    The Armourer's Prentices

    Charlotte M. Yonge

  • The genii of the East have woven this banner from the rays of benignant stars.

    Leila, Complete

    Edward Bulwer-Lytton

  • This section had its banner too, and it was marked, "Our Dead."

    The Harbor

    Ernest Poole

  • Probably also the figure of a dog was charged on their banner.

    Y Gododin

    Aneurin

  • And raising his eyes he saw the banner fall from Miette's grasp.


British Dictionary definitions for banner

banner

noun
  1. a long strip of flexible material displaying a slogan, advertisement, etc, esp one suspended between two points
  2. a placard or sign carried in a procession or demonstration
  3. something that represents a belief or principlea commitment to nationalization was the banner of British socialism
  4. the flag of a nation, army, etc, used as a standard or ensign
  5. (formerly) the standard of an emperor, knight, etc
  6. Also called: banner headline a large headline in a newspaper, etc, extending across the page, esp the front page
  7. an advertisement, often animated, that extends across the width of a web page
  8. a square flag, often charged with the arms of its bearer
verb
  1. (tr) (of a newspaper headline) to display (a story) prominently
adjective
  1. US outstandingly successfula banner year for orders
Derived Formsbannered, adjective

Word Origin
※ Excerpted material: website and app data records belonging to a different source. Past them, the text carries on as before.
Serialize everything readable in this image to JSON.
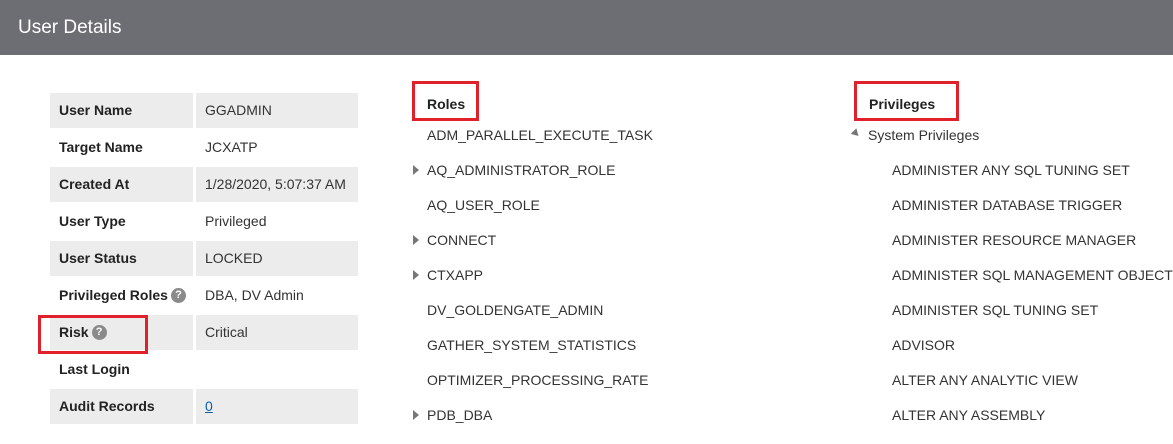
{
  "header": {
    "title": "User Details"
  },
  "details": [
    {
      "label": "User Name",
      "value": "GGADMIN"
    },
    {
      "label": "Target Name",
      "value": "JCXATP"
    },
    {
      "label": "Created At",
      "value": "1/28/2020, 5:07:37 AM"
    },
    {
      "label": "User Type",
      "value": "Privileged"
    },
    {
      "label": "User Status",
      "value": "LOCKED"
    },
    {
      "label": "Privileged Roles",
      "value": "DBA, DV Admin",
      "help": "?"
    },
    {
      "label": "Risk",
      "value": "Critical",
      "help": "?"
    },
    {
      "label": "Last Login",
      "value": ""
    },
    {
      "label": "Audit Records",
      "value": "0"
    }
  ],
  "roles": {
    "title": "Roles",
    "items": [
      {
        "label": "ADM_PARALLEL_EXECUTE_TASK",
        "expandable": false
      },
      {
        "label": "AQ_ADMINISTRATOR_ROLE",
        "expandable": true
      },
      {
        "label": "AQ_USER_ROLE",
        "expandable": false
      },
      {
        "label": "CONNECT",
        "expandable": true
      },
      {
        "label": "CTXAPP",
        "expandable": true
      },
      {
        "label": "DV_GOLDENGATE_ADMIN",
        "expandable": false
      },
      {
        "label": "GATHER_SYSTEM_STATISTICS",
        "expandable": false
      },
      {
        "label": "OPTIMIZER_PROCESSING_RATE",
        "expandable": false
      },
      {
        "label": "PDB_DBA",
        "expandable": true
      }
    ]
  },
  "privileges": {
    "title": "Privileges",
    "group_label": "System Privileges",
    "items": [
      "ADMINISTER ANY SQL TUNING SET",
      "ADMINISTER DATABASE TRIGGER",
      "ADMINISTER RESOURCE MANAGER",
      "ADMINISTER SQL MANAGEMENT OBJECT",
      "ADMINISTER SQL TUNING SET",
      "ADVISOR",
      "ALTER ANY ANALYTIC VIEW",
      "ALTER ANY ASSEMBLY"
    ]
  },
  "colors": {
    "header_bg": "#6d6e73",
    "highlight": "#e0202a",
    "link": "#0b5ea8"
  }
}
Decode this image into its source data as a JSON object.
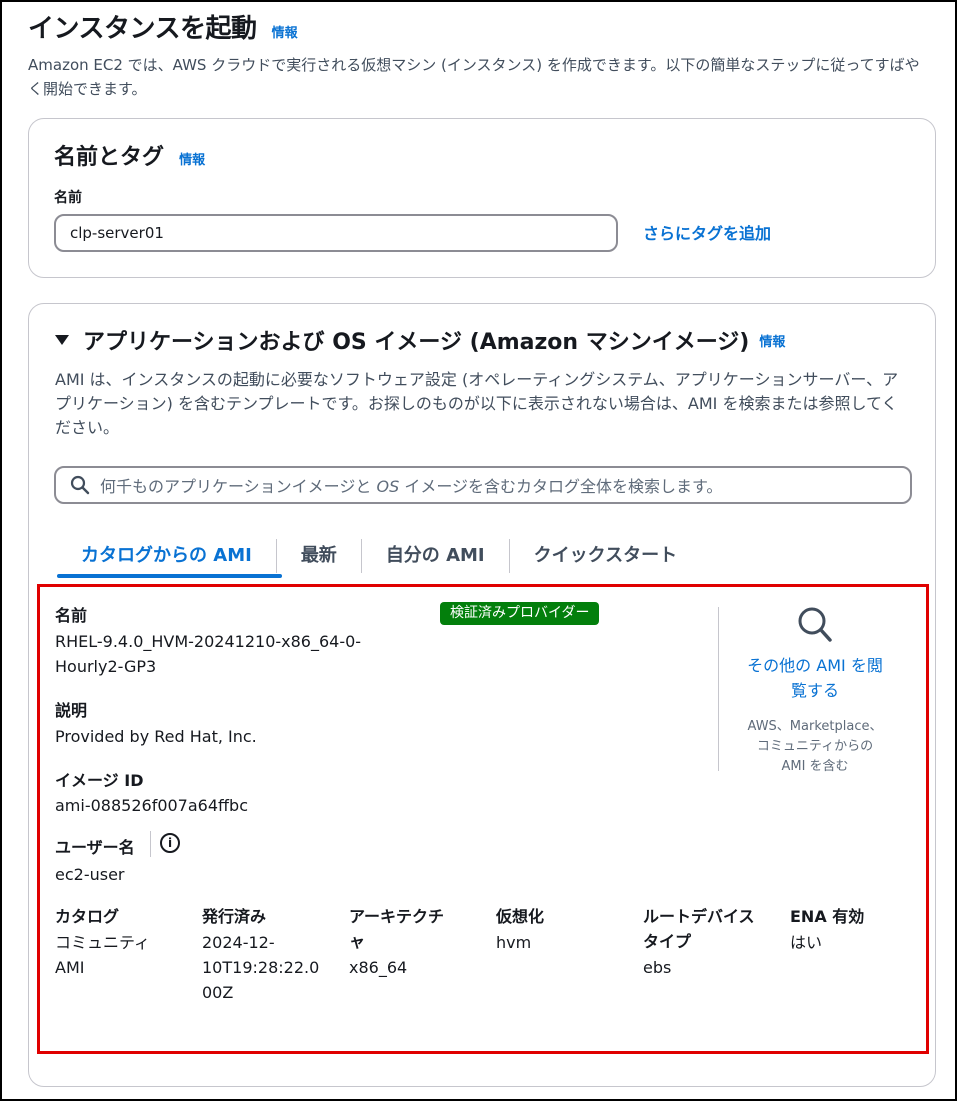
{
  "page": {
    "title": "インスタンスを起動",
    "info": "情報",
    "description": "Amazon EC2 では、AWS クラウドで実行される仮想マシン (インスタンス) を作成できます。以下の簡単なステップに従ってすばやく開始できます。"
  },
  "name_tags": {
    "title": "名前とタグ",
    "info": "情報",
    "name_label": "名前",
    "name_value": "clp-server01",
    "add_tags": "さらにタグを追加"
  },
  "ami_section": {
    "title": "アプリケーションおよび OS イメージ (Amazon マシンイメージ)",
    "info": "情報",
    "description": "AMI は、インスタンスの起動に必要なソフトウェア設定 (オペレーティングシステム、アプリケーションサーバー、アプリケーション) を含むテンプレートです。お探しのものが以下に表示されない場合は、AMI を検索または参照してください。",
    "search_placeholder_pre": "何千ものアプリケーションイメージと",
    "search_placeholder_em": "OS",
    "search_placeholder_post": "イメージを含むカタログ全体を検索します。",
    "tabs": [
      {
        "label": "カタログからの AMI"
      },
      {
        "label": "最新"
      },
      {
        "label": "自分の AMI"
      },
      {
        "label": "クイックスタート"
      }
    ]
  },
  "ami_detail": {
    "name_label": "名前",
    "name_value_line1": "RHEL-9.4.0_HVM-20241210-x86_64-0-",
    "name_value_line2": "Hourly2-GP3",
    "badge": "検証済みプロバイダー",
    "description_label": "説明",
    "description_value": "Provided by Red Hat, Inc.",
    "image_id_label": "イメージ ID",
    "image_id_value": "ami-088526f007a64ffbc",
    "username_label": "ユーザー名",
    "info_glyph": "i",
    "username_value": "ec2-user",
    "browse_link_line1": "その他の AMI を閲",
    "browse_link_line2": "覧する",
    "browse_sub_line1": "AWS、Marketplace、",
    "browse_sub_line2": "コミュニティからの",
    "browse_sub_line3": "AMI を含む",
    "columns": [
      {
        "label_lines": [
          "カタログ"
        ],
        "value_lines": [
          "コミュニティ",
          "AMI"
        ]
      },
      {
        "label_lines": [
          "発行済み"
        ],
        "value_lines": [
          "2024-12-",
          "10T19:28:22.0",
          "00Z"
        ]
      },
      {
        "label_lines": [
          "アーキテクチ",
          "ャ"
        ],
        "value_lines": [
          "",
          "x86_64"
        ]
      },
      {
        "label_lines": [
          "仮想化"
        ],
        "value_lines": [
          "hvm"
        ]
      },
      {
        "label_lines": [
          "ルートデバイス",
          "タイプ"
        ],
        "value_lines": [
          "",
          "ebs"
        ]
      },
      {
        "label_lines": [
          "ENA 有効"
        ],
        "value_lines": [
          "はい"
        ]
      }
    ]
  },
  "colors": {
    "link": "#0972d3",
    "badge": "#037f0c",
    "highlight_border": "#e00000"
  }
}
C13: from Old French baniere, of Germanic origin; compare Gothic bandwa sign; influenced by Medieval Latin bannum ban 1, bannīre to banish
Collins English Dictionary - Complete & Unabridged 2012 Digital Edition © William Collins Sons & Co. Ltd. 1979, 1986 © HarperCollins Publishers 1998, 2000, 2003, 2005, 2006, 2007, 2009, 2012

Word Origin and History for banner

n.

c.1200, from Old French baniere (Modern French bannière) "flag, banner, standard," from Late Latin bandum "standard," borrowed from a West Germanic cognate of Gothic bandwa "a sign" (see band (n.2)). Figurative use from early 14c. Of newspaper headlines, from 1913.

Online Etymology Dictionary, © 2010 Douglas Harper